Fighting Love Machine fails. Kazuma, with all the server power and fandom support in the world, cannot hold him down. It doesn’t help that one of Natsuki’s idiot cousins removed the blocks of ice from the room that was preventing the huge server from overheating.
However, this frustrating setback emphasizes just how intertwined the Internet is with the real world. They seamlessly cross over into each other, so confronting the crisis isn’t as simple as logging off or shutting the computer down. It’s also not as grand as using the most cutting-edge hardware or being an Internet and gaming expert.
When all hope is lost, Natsuki has only her flip phone and her expertise in Koi Koi, a matching game that Sakae taught to all of her children and grandchildren. Love Machine accepts her challenge to play in OZ’s casino area. The wager? Her and her family’s OZ accounts. What follows is perhaps the most exciting anime card game since Yu-Gi-Oh!
Koi Koi is a straightforward game once you get used to the hanafuda (flower cards) and understand how they all match up.
The goal is to collect certain sets of cards by forming matches between the cards in your hand and the cards in the middle of the table. The first player to complete a set can either stop the round and collect however many points that set is worth, or they can declare “koi koi” to keep playing and try to complete more sets.

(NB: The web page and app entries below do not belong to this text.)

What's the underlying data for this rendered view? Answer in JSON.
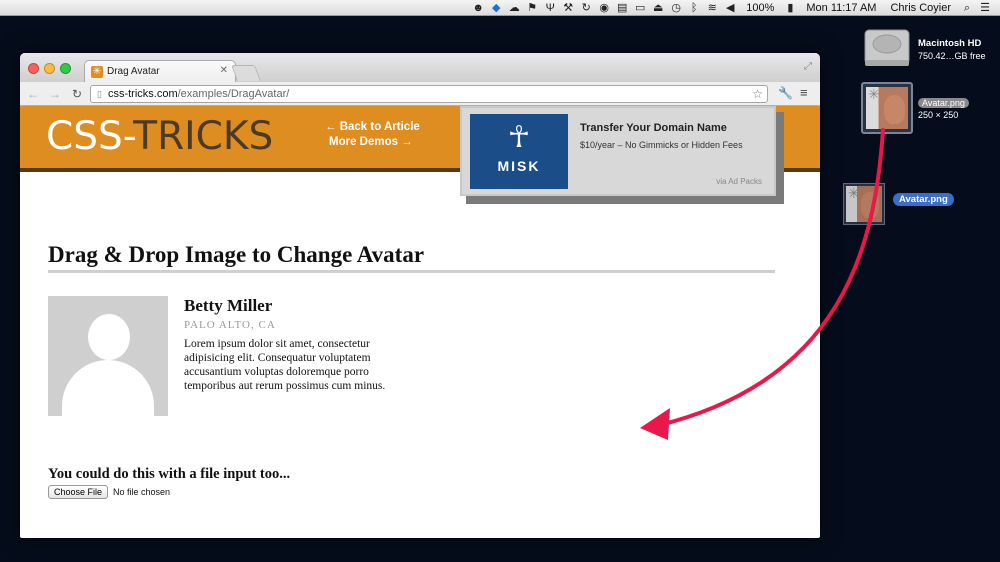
{
  "menubar": {
    "battery": "100%",
    "clock": "Mon 11:17 AM",
    "user": "Chris Coyier",
    "icons": [
      "alien-icon",
      "dropbox-icon",
      "cloud-icon",
      "flag-icon",
      "fork-icon",
      "tool-icon",
      "refresh-icon",
      "circle-icon",
      "keyboard-icon",
      "screen-icon",
      "airplay-icon",
      "timemachine-icon",
      "bluetooth-icon",
      "wifi-icon",
      "volume-icon",
      "battery-icon",
      "search-icon",
      "list-icon"
    ]
  },
  "desktop": {
    "hd_name": "Macintosh HD",
    "hd_free": "750.42…GB free",
    "file_name": "Avatar.png",
    "file_dims": "250 × 250",
    "drag_label": "Avatar.png"
  },
  "browser": {
    "tab_title": "Drag Avatar",
    "url_host": "css-tricks.com",
    "url_path": "/examples/DragAvatar/"
  },
  "page": {
    "logo_part1": "CSS-",
    "logo_part2": "TRICKS",
    "link_back": "← Back to Article",
    "link_more": "More Demos →",
    "ad": {
      "logo_text": "MISK",
      "title": "Transfer Your Domain Name",
      "subtitle": "$10/year – No Gimmicks or Hidden Fees",
      "via": "via Ad Packs"
    },
    "heading": "Drag & Drop Image to Change Avatar",
    "person": {
      "name": "Betty Miller",
      "location": "PALO ALTO, CA",
      "bio": "Lorem ipsum dolor sit amet, consectetur adipisicing elit. Consequatur voluptatem accusantium voluptas doloremque porro temporibus aut rerum possimus cum minus."
    },
    "file_heading": "You could do this with a file input too...",
    "file_button": "Choose File",
    "file_status": "No file chosen"
  },
  "colors": {
    "header_orange": "#de8d20",
    "arrow": "#e8184b",
    "ad_blue": "#1b4e88"
  }
}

The history of hanafuda involves the Yakuza, Nintendo, and people subverting Japan’s strict gambling laws a few centuries ago. Koi Koi is one of several games you can play with these cards and it’s popular enough to be referenced in anime. It makes a grand appearance in Summer Wars, but Naruto fans will recognize the set Ino-Shika-Cho (Boar-Deer-Butterfly).
The vibrant artwork on the cards has a classic Japanese look, which makes them an excellent choice to feature in Summer Wars. Hanafuda, and Koi Koi specifically, are linked to Sakae and this sense of tradition. Furthermore, the cards are a flagship for the underdogs. Several scenes in the film highlight the Jinnouchi’s resistance against the Tokugawa regime.

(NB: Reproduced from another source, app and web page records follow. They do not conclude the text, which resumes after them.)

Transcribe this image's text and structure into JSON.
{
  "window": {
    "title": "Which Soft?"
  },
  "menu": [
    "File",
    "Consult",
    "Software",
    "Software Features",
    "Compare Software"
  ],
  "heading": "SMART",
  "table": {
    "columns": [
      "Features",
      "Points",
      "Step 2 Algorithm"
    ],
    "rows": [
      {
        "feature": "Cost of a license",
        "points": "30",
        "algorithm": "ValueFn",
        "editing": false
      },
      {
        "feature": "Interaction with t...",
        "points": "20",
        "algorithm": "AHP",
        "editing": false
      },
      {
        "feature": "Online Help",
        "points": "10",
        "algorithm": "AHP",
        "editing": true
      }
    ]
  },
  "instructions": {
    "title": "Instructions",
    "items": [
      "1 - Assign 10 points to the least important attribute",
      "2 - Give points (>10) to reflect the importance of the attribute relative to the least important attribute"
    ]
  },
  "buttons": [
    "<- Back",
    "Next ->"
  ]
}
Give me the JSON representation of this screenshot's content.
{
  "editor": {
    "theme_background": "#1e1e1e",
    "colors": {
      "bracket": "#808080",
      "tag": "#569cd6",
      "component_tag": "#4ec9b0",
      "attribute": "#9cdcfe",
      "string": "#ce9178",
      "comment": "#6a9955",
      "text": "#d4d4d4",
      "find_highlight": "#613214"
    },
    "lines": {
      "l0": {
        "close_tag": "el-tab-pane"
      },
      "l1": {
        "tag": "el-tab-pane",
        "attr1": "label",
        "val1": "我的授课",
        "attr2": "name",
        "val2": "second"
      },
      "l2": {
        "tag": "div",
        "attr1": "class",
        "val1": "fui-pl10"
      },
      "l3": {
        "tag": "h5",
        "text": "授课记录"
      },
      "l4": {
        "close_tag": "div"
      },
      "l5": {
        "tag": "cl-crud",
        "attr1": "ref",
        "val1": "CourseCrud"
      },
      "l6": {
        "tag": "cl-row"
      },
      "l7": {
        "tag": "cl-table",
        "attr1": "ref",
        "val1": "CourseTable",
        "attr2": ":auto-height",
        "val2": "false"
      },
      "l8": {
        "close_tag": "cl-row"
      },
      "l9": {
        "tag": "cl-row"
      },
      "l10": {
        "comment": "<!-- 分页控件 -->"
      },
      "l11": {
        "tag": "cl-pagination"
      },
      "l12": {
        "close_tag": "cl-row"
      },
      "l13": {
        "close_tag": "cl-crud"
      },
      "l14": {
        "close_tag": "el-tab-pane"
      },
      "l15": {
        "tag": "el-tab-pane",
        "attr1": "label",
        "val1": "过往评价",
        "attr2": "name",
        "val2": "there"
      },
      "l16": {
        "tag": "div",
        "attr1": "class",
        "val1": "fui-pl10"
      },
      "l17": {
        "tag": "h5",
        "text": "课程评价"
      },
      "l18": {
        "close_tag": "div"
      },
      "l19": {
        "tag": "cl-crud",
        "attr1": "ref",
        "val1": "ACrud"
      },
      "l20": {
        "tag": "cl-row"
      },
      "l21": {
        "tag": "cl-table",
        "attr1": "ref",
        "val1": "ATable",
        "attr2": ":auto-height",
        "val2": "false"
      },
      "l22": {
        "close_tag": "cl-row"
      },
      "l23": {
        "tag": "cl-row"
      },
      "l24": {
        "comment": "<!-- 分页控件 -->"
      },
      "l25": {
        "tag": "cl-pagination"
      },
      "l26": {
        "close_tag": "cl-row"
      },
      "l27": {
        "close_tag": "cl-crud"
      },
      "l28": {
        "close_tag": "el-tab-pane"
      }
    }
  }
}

When the Tokugawa were in power, they placed strict bans against gambling and closed Japan to the Western world. Yet the cards brought over by Western travelers were still popular among the people. To get around the government’s restrictions, they changed the artwork on the cards, which eventually led to their current design. So, the Jinnouchi (based on the Sanada clan) were a part of Tokugawa resistance from the battlefield to the card table. The all-or-nothing contest between Natsuki and Love Machine in OZ shows how this traditional thing is not only relevant to the new, digital world, but vital. Natsuki’s OZ avatar adds to this vibe.
What we see in Summer Wars, then, isn’t a battle between traditions and technology in which one ultimately overcomes the other. Instead, both must come together to confront new challenges. Koi Koi may be an old game, but because OZ is the playing field and the stakes are so high, Kazuma’s ideal Internet community comes to light as millions of strangers from around the world offer Natsuki their accounts to bet. Even though Natsuki’s dominance in Koi Koi redeems all but two of the accounts, it’s not a total victory. Kenji and Wabisuke must step in on the math and programming side to change the crashing satellite’s trajectory while Kazuma must deal the final blow to Love Machine.
Such integration of tradition and tech may be the best solution to the inevitable failures of technology. Technology certainly causes the problems in Summer Wars, but it’s also part of the solution, working in tandem with the old things passed down through generations of the Jinnouchi family.